■ EXERCISE REQUIREMENTS: Report back every line in the data that includes the string "JSON".

(Beginning of EXTRACTED RECORDS)

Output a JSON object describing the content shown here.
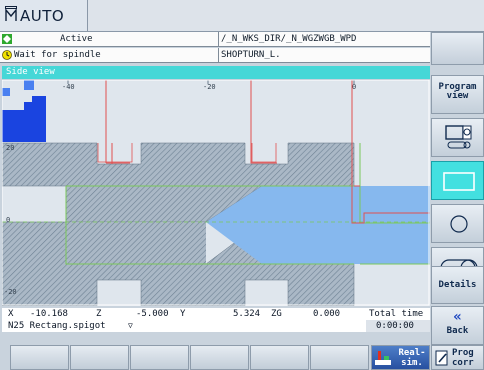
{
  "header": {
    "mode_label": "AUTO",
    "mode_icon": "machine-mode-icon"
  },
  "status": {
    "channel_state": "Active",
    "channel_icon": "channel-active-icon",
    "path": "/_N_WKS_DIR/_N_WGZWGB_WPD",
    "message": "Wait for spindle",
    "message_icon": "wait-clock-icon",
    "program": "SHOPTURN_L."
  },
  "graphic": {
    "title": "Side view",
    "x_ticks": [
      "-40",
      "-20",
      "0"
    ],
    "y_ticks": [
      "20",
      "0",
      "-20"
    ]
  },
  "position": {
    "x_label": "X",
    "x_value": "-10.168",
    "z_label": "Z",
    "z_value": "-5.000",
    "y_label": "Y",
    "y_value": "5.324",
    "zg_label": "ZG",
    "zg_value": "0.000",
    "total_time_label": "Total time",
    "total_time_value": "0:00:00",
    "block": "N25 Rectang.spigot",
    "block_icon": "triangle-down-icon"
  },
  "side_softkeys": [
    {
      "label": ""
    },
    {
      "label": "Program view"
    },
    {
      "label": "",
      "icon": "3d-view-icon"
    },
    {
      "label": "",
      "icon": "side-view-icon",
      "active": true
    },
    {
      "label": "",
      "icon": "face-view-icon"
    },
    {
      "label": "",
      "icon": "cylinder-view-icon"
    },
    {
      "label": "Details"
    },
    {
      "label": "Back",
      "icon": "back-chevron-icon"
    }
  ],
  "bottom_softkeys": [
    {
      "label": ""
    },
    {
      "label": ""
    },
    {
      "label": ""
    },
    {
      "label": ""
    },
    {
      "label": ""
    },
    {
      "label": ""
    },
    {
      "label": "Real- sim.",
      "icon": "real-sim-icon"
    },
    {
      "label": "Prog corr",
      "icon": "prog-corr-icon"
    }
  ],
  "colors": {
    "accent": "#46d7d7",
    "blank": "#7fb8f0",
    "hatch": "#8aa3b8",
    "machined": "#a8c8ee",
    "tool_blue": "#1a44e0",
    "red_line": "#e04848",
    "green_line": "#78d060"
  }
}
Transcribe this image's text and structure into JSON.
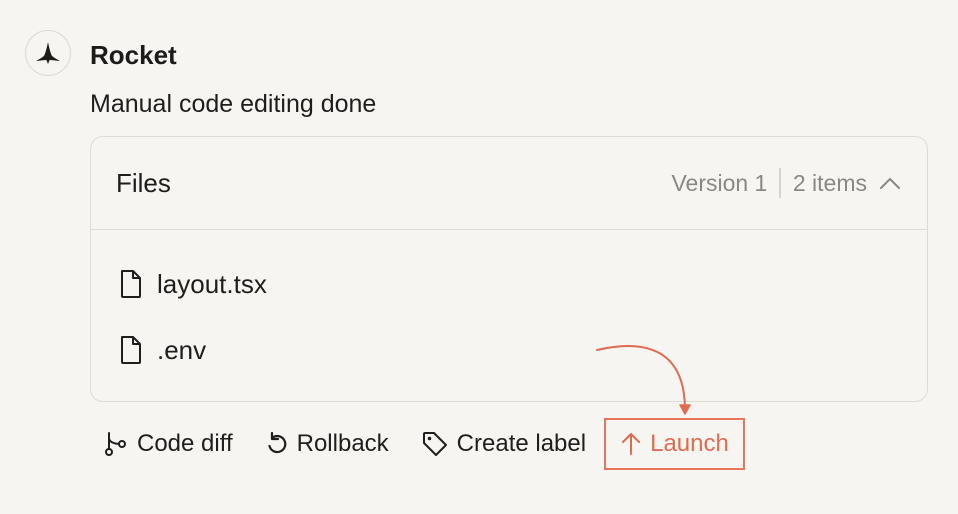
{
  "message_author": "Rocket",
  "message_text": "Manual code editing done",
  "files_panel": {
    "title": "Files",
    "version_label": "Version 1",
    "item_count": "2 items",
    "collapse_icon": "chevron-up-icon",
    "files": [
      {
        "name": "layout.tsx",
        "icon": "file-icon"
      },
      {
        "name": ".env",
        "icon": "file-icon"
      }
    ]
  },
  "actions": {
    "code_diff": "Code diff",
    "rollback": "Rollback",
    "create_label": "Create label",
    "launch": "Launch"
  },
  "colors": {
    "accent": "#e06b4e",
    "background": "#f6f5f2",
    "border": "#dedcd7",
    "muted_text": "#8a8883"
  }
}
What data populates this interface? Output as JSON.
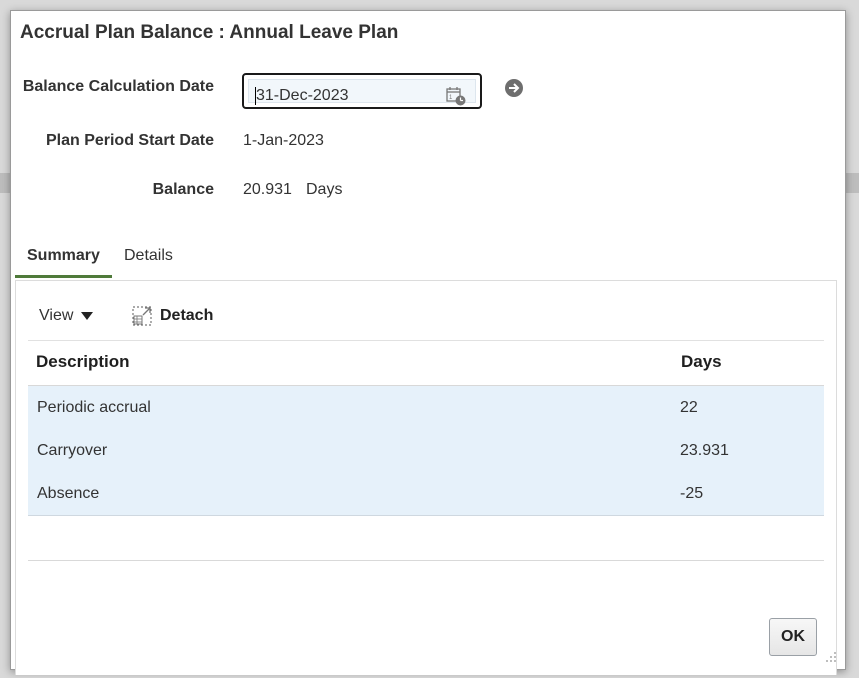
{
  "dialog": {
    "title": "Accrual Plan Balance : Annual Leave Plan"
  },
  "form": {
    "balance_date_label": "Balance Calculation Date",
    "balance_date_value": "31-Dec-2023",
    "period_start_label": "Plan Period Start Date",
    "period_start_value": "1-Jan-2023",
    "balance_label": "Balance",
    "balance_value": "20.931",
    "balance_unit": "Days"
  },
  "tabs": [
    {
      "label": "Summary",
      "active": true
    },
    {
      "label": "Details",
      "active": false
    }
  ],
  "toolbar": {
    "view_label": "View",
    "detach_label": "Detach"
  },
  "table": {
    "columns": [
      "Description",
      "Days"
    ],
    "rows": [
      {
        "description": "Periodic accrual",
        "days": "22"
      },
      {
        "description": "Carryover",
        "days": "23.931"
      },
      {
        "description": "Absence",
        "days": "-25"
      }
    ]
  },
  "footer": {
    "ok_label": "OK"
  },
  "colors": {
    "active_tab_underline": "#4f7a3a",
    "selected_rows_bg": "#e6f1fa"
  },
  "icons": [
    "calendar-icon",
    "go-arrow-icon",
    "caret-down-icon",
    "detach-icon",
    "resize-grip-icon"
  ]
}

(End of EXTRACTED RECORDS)

■ ANSWER TO THIS TASK:
Output a JSON object describing the content shown here.
Transcribe this image's text and structure into JSON.
What data populates this interface? Output as JSON.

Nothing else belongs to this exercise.